By which I mean its still, for no obvious reason, two years away, and then its being brought in bit by bit. And as on those roads that are already 20mph the police openly admit they don't enforce the speed limit anyway. I wonder whether these two facts may be linked and that, ultimately, our council is giving itself plenty of time and space to back out.
We are, at present, still getting it though. I approve, but lets be clear about what this is and what it isn't. It IS a great way to make streets safer for those already using them. In an urban area like Cambridge the evidence is clear - this can save lives. Don't fall for the quite outlandish stats that showed there was a rise in casualties in 20mph zones - that completely ignored the massive expansion of 20mph zones. If you go from practically none to quite a lot of such spaces, of course more people will be injured in them. The key comparison is between 20mph and 30mph zones, and the evidence is strong.
But this IS NOT a substitute for good quality cycling provision - while we should support this it must be clear that it is no alternative to segregated, high quality cycling provision, nor should we pander to jumped up, self important local politicians who will spin this as a victory for cycling. It isn't - at best its an attempt to buy us off without giving us any of the road space we need and deserve, at worst it is cynically twisting something we're meant to see as an 'anti-car' news story to imply that it must be 'pro-cyclist' - and we of course know that the two are not synonymous.
The best evidence that this is not meant to help us out comes from the 'major' roads (by Cambridge standards - they'd not be in a large city) excluded from the plan. Milton Road and Histon Road are two such examples. Histon Road is home to a tremendously hostile sub-1m wide cycle lane, and Milton Road we know is a particular bogey with local cyclists who are bullied on to a bad shared use facility and then hassled by the Police who don't know where this facility ends any better than the cyclists do. Coming from the North of the City these two roads are the major access routes that cyclist will still have to use if they are commuting or coming to the city for liesure, and this proposal specifically excludes those key cling routes. This, quite obviously, makes no sense.

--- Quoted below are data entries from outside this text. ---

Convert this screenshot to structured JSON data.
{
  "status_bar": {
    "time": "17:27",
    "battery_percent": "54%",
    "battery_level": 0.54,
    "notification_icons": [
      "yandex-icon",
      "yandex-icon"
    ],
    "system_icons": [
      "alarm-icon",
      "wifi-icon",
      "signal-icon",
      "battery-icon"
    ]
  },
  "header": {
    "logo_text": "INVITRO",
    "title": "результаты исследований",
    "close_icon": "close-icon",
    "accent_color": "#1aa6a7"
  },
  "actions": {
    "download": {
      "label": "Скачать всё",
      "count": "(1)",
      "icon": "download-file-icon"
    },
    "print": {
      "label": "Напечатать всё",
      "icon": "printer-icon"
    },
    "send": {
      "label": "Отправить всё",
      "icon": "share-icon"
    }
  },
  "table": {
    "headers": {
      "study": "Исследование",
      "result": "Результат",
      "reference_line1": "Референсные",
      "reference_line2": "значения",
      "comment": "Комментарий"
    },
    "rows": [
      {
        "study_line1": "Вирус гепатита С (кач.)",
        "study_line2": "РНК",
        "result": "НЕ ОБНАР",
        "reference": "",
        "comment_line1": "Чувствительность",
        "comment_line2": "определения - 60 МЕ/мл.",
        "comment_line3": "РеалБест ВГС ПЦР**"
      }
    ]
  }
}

Looking at Google Maps I see that its about 2.5km from the Science Park to Mitchams Corner - or in other words there's a mile and a half of Milton Rod in Cambridge. At 30mph all the way, including the roundabouts, traffic lights etc. a car would cover that in three minutes. At 20mph it would take four and a half minutes. But of course you can't 'do the speed limit' all the way down - add on 30 seconds for the lights at Arbury Road (I'm being optimistic...), another 30 seconds at the roundabout, another 30 seconds at Gilbert Road (I know, this is the best run down Milton Road you've ever heard of...), lets assume one of the pedestrian crossings stop you or it takes some time at the Science Park, thats another 2 minutes in total. Then there's acceleration time... The most super-optimistic calculation shows you could save a minute and a half on a journey of six and a half minutes, almost certainly when you factor in time to reach the speed limit and you're down to saving well under a minute. And for that, we're sacrificing any improvement in cyclist and pedestrian safety on the routes into and out of Cambridge.
Make no mistake, this is NOT the act of a City Council dedicated to making the city a safe place for pedestrians - Milton Road and Histon Road are lined with homes, pubs, shops, side roads leading to schools, doctors surgeries... These are not main arterial roads, they're suburban roads full of homes that people should feel safe coming and going from. And they're the routes that people other than motorists MUST use to get to the City - bridges over the A14 restrict us to such routes, its all we've got. And we're saying that this 20mph zone is meant to be for cyclists and pedestrians? Thats rubbish.
So welcome this initiative if you like. But keep the pressure up for real improvements for cyclists.